Tom Hardy is more mumbling than Mad in this unhinged and enjoyable reboot

You can smell the petrol in the air and feel the acrid heat on your skin in George Miller's bravado reboot of his 1979 classic of punk film-making, Mad Max. Armed with a far bigger budget and a new cast, Miller lets loose in an unhinged actioner that really never lets up.

To borrow a phrase from the inestimable Julian Cope, this is the kind of carmageddon that will leave the kids from Fast and Furious gasping in its putrid wake.  

Like its beloved predecessor, Mad Max: Fury Road combines eco parable with dystopian future - the human race has gone feral as water and petrol run low - but where the new Mad Max is really very different is in Tom Hardy's portrayal as Max Rockatansky. In the opening seconds, he may gobble down a two-headed lizard but if Mel Gibson's Max was prone to demented unpredictability, this 21st century Max is darker and more haunted. He doesn't say very much, either. He is mumbling Max. 

As Hardy intones in his petrol-guzzling growl: "I was a cop searching for a righteous course." Now he's prey for demented land pirates in souped-up motors and satanic-looking 18-wheelers. They drag him back to the canyon citadel of the prosaically named Joe, a monstrous quasi-religious leader who keeps his ragged subjects at bay by cruelly rationing the water supply and keeping what's left of the good earth to himself.

Meanwhile, Charlize Theron channels her inner Ripley as Imperator Furiosa, a prized and respected warrior who goes rogue in a bid to escape the citadel and make her way back to the idyll of her childhood home. She's brought along Joe's harem of young brides, each glorying in names such as Fragile and Splendid, and possessed of beauty and purity (well, almost) in a world gone very ugly indeed.

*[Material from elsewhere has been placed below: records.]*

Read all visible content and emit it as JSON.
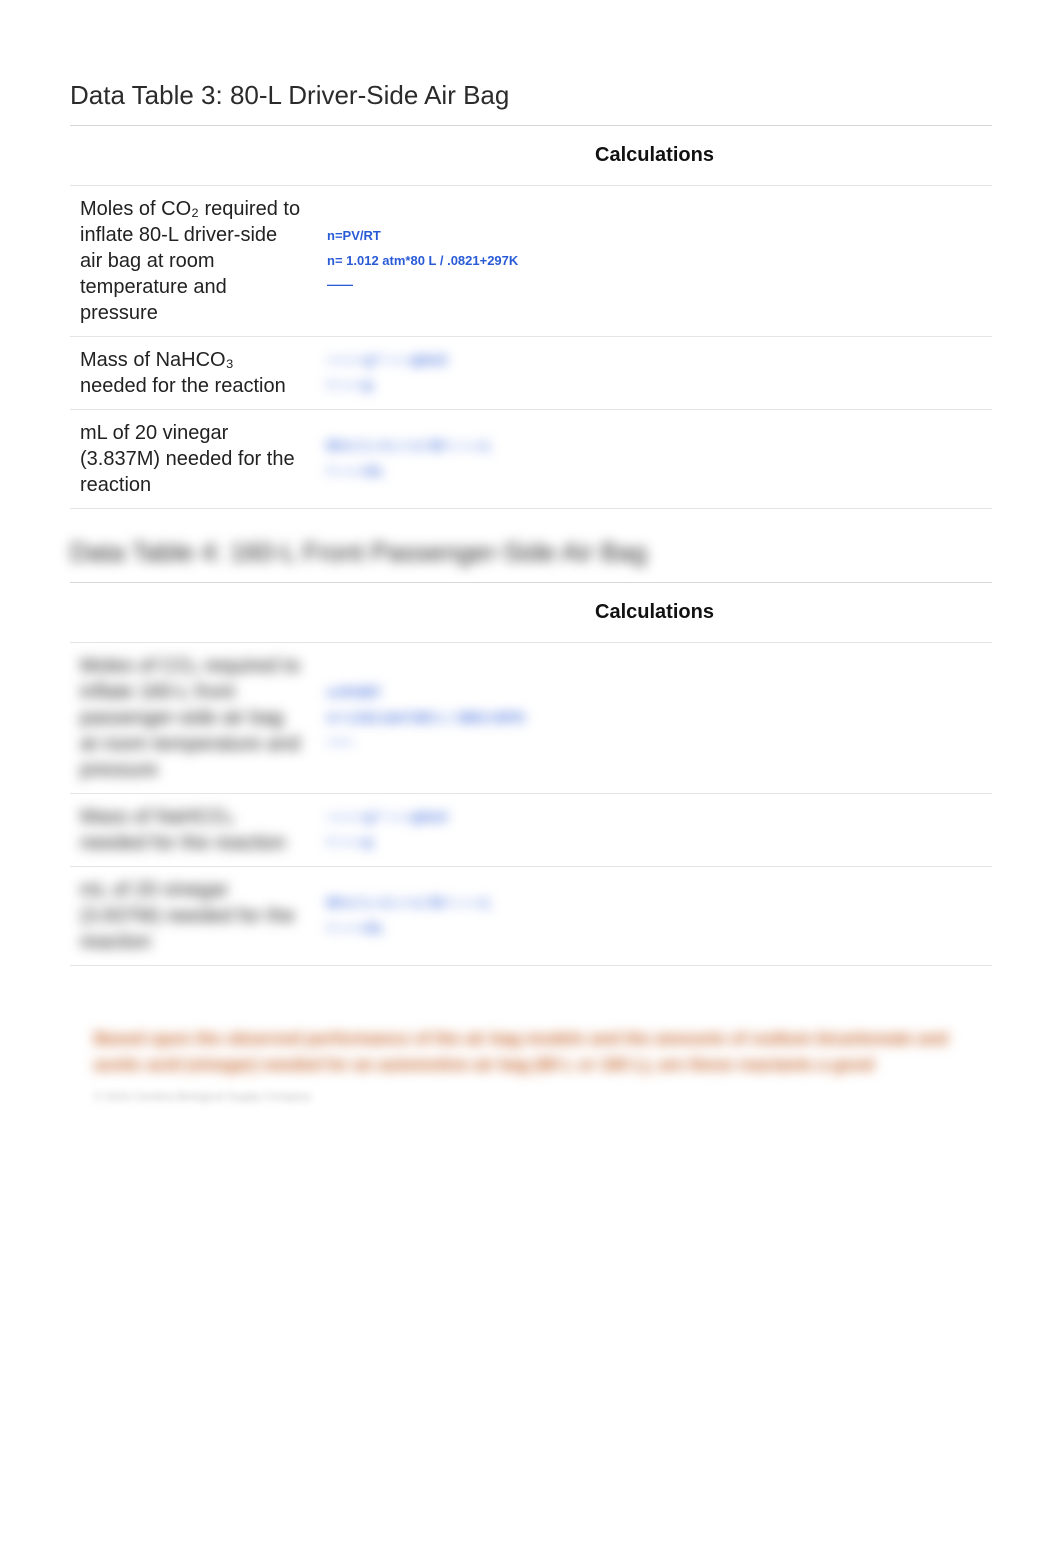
{
  "table3": {
    "title": "Data Table 3: 80-L Driver-Side Air Bag",
    "header_blank": "",
    "header_calc": "Calculations",
    "rows": [
      {
        "label": "Moles of CO₂ required to inflate 80-L driver-side air bag at room temperature and pressure",
        "calc": "n=PV/RT\nn= 1.012 atm*80 L / .0821+297K\n——"
      },
      {
        "label": "Mass of NaHCO₃ needed for the reaction",
        "calc": "———g * ——g/mol\n= ——g"
      },
      {
        "label": "mL of 20  vinegar (3.837M) needed for the reaction",
        "calc": "M=n / L  ⇒  L = n / M = ——L\n= ——mL"
      }
    ]
  },
  "table4": {
    "title": "Data Table 4: 160-L Front Passenger-Side Air Bag",
    "header_blank": "",
    "header_calc": "Calculations",
    "rows": [
      {
        "label": "Moles of CO₂ required to inflate 160-L front passenger-side air bag at room temperature and pressure",
        "calc": "n=PV/RT\nn= 1.012 atm*160 L / .0821+297K\n——"
      },
      {
        "label": "Mass of NaHCO₃ needed for the reaction",
        "calc": "———g * ——g/mol\n= ——g"
      },
      {
        "label": "mL of 20  vinegar (3.837M) needed for the reaction",
        "calc": "M=n / L  ⇒  L = n / M = ——L\n= ——mL"
      }
    ]
  },
  "prompt": {
    "text": "Based upon the observed performance of the air bag models and the amounts of sodium bicarbonate and acetic acid (vinegar) needed for an automotive air bag (80 L or 160 L), are these reactants a good",
    "fine": "© 2016 Carolina Biological Supply Company"
  }
}
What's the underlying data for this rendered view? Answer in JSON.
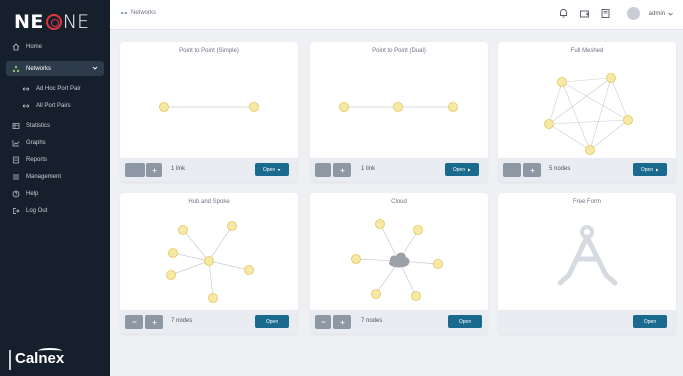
{
  "brand": {
    "ne": "NE",
    "one": "NE"
  },
  "topbar": {
    "breadcrumb": "Networks",
    "user": "admin"
  },
  "nav": {
    "home": "Home",
    "networks": "Networks",
    "ad_hoc": "Ad Hoc Port Pair",
    "all_port_pairs": "All Port Pairs",
    "statistics": "Statistics",
    "graphs": "Graphs",
    "reports": "Reports",
    "management": "Management",
    "help": "Help",
    "logout": "Log Out"
  },
  "footer_brand": "Calnex",
  "cards": [
    {
      "title": "Point to Point (Simple)",
      "count": "1 link",
      "open": "Open"
    },
    {
      "title": "Point to Point (Dual)",
      "count": "1 link",
      "open": "Open"
    },
    {
      "title": "Full Meshed",
      "count": "5 nodes",
      "open": "Open"
    },
    {
      "title": "Hub and Spoke",
      "count": "7 nodes",
      "open": "Open"
    },
    {
      "title": "Cloud",
      "count": "7 nodes",
      "open": "Open"
    },
    {
      "title": "Free Form",
      "open": "Open"
    }
  ],
  "colors": {
    "sidebar": "#16202c",
    "accent": "#1a6a8f",
    "node": "#f6e9a5",
    "node_stroke": "#e3c65a",
    "brand_red": "#e0373f"
  },
  "icons": {
    "home": "home-icon",
    "networks": "network-icon",
    "ad_hoc": "arrows-icon",
    "all_port_pairs": "arrows-icon",
    "statistics": "table-icon",
    "graphs": "chart-icon",
    "reports": "report-icon",
    "management": "list-icon",
    "help": "help-icon",
    "logout": "logout-icon",
    "bell": "bell-icon",
    "camera": "camera-icon",
    "book": "book-icon"
  }
}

From there, Mad Max: Fury Road essentially becomes one long multi-vehicle chase movie. It zigzags crazily across the charred landscape with Max, now allied with Furiosa, encountering or dodging his diabolical pursuers.

All the while, black smoke belches into the dead air and heavy metal collides under the searing sun. Close up, it sure is claustrophobic, grimy and oppressive, but when Miller lets his camera open up John Ford would be proud. The tiny actors are dwarfed by the beautiful landscape and the ultraviolet sky and, just like the posse who pursue Butch and Sundance, Max's fast- approaching enemies can often be spied off in the far, far distance - black malignant dots coming ever closer amid a furious dust cloud.  

In the down time between the industrial carnage, the cast spout mumbo-jumbo about the "old world" and "the green place". The plot here is secondary and the dialogue is minimal, but there is much to savour visually. One war rig is fronted by a demonic guitarist who churns out speed metal on his multi-headed axe as we thunder across the desert. Six sets of massive drums are pounded relentlessly and it all put me in mind of the marauding Uruk-hai in Peter Jackson’s Lord of The Rings.    

But, like that blasted landscape, what Mad Max: Fury Road lacks is a real centre. It also replays variations on the same on-road carnage over and over. Despite those vast distances travelled, it doesn't really go anywhere.

Nor is Hardy's taciturn Steve McQueen act mad enough. However, for sheer spectacle and satisfying metal-crunch, it's worth a trip down Fury Road.

Alan Corr